# Exercise brief:
Repeat the records below exactly, leaving out any pictures.

════

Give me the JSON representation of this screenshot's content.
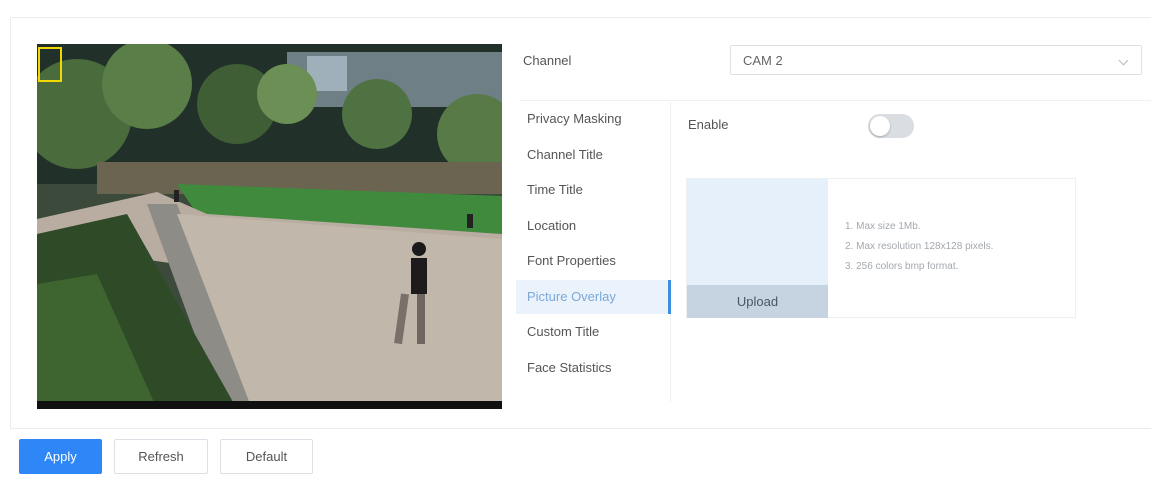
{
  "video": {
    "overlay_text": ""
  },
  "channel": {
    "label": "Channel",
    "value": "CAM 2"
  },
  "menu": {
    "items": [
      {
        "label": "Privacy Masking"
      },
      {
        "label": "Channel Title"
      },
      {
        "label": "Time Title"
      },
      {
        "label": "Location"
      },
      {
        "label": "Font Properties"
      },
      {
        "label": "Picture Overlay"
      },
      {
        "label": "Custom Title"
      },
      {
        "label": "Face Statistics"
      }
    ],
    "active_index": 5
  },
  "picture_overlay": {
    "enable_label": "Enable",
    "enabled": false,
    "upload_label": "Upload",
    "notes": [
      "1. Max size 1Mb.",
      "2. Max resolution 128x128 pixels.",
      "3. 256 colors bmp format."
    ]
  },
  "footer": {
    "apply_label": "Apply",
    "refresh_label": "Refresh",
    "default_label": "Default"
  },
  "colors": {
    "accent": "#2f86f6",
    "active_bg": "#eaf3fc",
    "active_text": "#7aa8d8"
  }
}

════

# Reply:
Give me the JSON representation of this screenshot's content.
{
  "video": {
    "overlay_text": ""
  },
  "channel": {
    "label": "Channel",
    "value": "CAM 2"
  },
  "menu": {
    "items": [
      {
        "label": "Privacy Masking"
      },
      {
        "label": "Channel Title"
      },
      {
        "label": "Time Title"
      },
      {
        "label": "Location"
      },
      {
        "label": "Font Properties"
      },
      {
        "label": "Picture Overlay"
      },
      {
        "label": "Custom Title"
      },
      {
        "label": "Face Statistics"
      }
    ],
    "active_index": 5
  },
  "picture_overlay": {
    "enable_label": "Enable",
    "enabled": false,
    "upload_label": "Upload",
    "notes": [
      "1. Max size 1Mb.",
      "2. Max resolution 128x128 pixels.",
      "3. 256 colors bmp format."
    ]
  },
  "footer": {
    "apply_label": "Apply",
    "refresh_label": "Refresh",
    "default_label": "Default"
  },
  "colors": {
    "accent": "#2f86f6",
    "active_bg": "#eaf3fc",
    "active_text": "#7aa8d8"
  }
}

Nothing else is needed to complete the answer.